Cultivating a generation of art lovers

Photo by Lauren Siddall.

On March 23, ArtScene Winnipeg is putting on the first instalment of their new ArtCollect series at Fools & Horses coffee shop. ArtScene, an extension of Business for the Arts, is a network of young professionals across the country interested in supporting the arts.

The series will focus on starting out your art collection as a young professional, the local art market, and why engaging with local art is important.

“The idea is engaging with young professionals or young working Winnipeggers and thinking a little bit about developing their artistic taste. One thing we all do when we finish university is buy our first place or move into our first apartment, and we start thinking about what we want to put on our walls,” said Jane Helbrecht, ArtScene Winnipeg member.

“Most of us head out to IKEA or HomeSense, or wherever, and we stock up on a few prints. We want to give people some further information about how they can consider thinking a little more deeply about art and how they invest in art, even when they are on a pretty limited budget, and specifically to think a little bit about how to support and invest in local art.”

The evening will begin informally with drinks and appetizers, then Sarah Swan – U of M fine arts graduate and organizer of First Fridays in Winnipeg – will talk about how to develop a taste in art, specifically as a young professional or someone on a limited budget. After Swan, a local artist will discuss the local art scene and market, the work they do, how people can start thinking about investing in local art, and why it is important.

While this event is the first ArtCollect event to take place in Winnipeg, Helbrecht hopes to see it progress into a regular workshop series. Potential subsequent workshops might include visits and tours of local art galleries, as well as small tours around the homes of some young professionals who have significantly invested in local art. The main thing, says Helbrecht, is exposure and cultivating the next generation to have a similar appreciation for the arts.

“We’ve got this amazing city that’s sort of figuring itself out a little bit right now. One of the things we’ve always done really well is our arts and culture, and we want to make sure that continues and that we support it. Cities aren’t made vibrant by their policies, they’re made vibrant by activities, arts and culture, and things that people can do in the city,” said Helbrecht.
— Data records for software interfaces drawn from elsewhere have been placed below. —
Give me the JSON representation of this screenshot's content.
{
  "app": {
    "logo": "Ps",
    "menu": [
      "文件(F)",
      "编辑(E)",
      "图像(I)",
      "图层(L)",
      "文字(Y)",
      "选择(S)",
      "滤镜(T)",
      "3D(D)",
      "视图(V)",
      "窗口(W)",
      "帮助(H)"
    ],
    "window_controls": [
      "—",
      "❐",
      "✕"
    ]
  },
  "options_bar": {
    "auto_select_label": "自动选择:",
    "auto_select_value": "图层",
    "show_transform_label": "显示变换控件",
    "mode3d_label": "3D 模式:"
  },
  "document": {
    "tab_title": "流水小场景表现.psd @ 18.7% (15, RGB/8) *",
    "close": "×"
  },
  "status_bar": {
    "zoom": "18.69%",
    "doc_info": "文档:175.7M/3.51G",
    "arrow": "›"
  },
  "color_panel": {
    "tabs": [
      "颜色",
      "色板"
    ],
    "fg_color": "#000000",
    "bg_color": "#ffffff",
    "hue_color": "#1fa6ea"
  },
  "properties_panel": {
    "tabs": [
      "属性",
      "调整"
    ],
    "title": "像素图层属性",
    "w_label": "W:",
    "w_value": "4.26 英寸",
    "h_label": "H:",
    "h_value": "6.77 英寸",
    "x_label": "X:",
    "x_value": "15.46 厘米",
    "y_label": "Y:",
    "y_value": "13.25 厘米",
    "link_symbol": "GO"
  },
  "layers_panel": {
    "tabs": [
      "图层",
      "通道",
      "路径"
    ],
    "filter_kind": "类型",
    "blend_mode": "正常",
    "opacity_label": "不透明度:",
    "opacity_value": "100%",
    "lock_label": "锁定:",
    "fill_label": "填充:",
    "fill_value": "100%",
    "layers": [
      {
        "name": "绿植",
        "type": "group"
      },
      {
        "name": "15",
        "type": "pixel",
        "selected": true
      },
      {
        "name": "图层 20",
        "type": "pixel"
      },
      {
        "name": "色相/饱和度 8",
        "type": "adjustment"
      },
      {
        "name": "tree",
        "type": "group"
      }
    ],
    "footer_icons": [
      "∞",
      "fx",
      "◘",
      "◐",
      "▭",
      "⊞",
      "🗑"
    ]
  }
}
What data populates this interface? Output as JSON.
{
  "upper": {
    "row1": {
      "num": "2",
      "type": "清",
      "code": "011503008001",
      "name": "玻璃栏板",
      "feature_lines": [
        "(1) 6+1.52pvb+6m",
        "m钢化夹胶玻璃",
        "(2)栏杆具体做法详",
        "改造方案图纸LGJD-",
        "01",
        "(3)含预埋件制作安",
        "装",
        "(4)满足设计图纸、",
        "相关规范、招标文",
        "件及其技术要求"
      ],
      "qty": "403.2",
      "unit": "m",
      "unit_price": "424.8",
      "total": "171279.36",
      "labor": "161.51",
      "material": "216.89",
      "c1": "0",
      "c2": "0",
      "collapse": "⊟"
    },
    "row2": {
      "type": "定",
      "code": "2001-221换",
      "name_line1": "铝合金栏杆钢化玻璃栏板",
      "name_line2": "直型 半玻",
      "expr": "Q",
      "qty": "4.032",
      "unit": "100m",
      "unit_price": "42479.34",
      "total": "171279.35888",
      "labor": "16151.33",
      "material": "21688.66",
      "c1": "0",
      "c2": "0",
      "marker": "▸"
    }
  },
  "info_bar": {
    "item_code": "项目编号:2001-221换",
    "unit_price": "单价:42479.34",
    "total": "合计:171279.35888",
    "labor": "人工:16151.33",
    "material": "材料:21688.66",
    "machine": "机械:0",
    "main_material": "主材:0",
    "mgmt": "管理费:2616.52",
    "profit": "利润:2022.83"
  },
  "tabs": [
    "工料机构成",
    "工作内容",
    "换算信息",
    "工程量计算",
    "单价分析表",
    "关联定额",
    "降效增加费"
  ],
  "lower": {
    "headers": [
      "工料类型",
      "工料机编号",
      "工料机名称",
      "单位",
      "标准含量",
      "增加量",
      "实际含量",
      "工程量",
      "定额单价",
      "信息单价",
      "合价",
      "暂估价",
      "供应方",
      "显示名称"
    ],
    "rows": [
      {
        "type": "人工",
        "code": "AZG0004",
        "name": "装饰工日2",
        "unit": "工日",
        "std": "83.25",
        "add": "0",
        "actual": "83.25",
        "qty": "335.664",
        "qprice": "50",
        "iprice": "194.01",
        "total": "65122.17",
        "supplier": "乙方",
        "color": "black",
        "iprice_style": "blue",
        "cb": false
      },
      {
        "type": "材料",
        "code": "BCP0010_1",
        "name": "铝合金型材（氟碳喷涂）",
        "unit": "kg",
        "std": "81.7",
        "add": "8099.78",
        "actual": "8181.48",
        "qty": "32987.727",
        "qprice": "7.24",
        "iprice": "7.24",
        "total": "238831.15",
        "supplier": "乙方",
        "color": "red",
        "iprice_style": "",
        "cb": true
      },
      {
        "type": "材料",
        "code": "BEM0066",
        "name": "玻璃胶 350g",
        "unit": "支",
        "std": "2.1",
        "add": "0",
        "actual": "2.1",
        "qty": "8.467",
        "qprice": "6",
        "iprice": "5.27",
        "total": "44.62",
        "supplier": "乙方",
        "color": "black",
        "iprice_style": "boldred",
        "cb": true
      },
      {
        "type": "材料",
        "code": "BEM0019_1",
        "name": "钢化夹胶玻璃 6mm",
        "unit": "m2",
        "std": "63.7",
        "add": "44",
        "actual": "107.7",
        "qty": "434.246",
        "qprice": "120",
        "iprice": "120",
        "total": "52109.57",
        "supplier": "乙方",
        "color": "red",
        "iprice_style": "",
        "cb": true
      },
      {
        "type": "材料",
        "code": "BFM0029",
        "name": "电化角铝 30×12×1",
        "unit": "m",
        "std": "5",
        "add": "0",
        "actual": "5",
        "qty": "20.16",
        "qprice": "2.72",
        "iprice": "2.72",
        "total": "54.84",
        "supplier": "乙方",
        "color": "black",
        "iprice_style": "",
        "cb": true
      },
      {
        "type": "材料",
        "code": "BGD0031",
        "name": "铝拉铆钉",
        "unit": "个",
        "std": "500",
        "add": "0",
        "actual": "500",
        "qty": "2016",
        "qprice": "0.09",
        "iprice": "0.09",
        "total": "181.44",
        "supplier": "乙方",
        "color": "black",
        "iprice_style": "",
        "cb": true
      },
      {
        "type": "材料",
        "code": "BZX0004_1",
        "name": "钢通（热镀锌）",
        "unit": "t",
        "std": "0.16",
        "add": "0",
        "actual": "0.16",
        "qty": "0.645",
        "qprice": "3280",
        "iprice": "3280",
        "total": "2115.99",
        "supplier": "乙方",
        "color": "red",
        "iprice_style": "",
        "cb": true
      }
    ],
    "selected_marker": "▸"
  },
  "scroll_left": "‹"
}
“I think that it’s one of the unique advantages that Winnipeg has – we have a huge art community and we have a lot of people interested in the art community. But a constant challenge for any individual artist or art institution is that as people age, who are going to be the next supporters and the next patrons of the arts? Doing these types of events is really about making sure that we’re cultivating that next generation of supporters to make sure our city keeps doing what it’s doing.”

 

The first ArtsCollect workshop takes place on March 23 at Fools & Horses (379 Broadway) from 7 to 9 p.m. Tickets are $15 and are available at artscollectwinnipeg.eventbrite.ca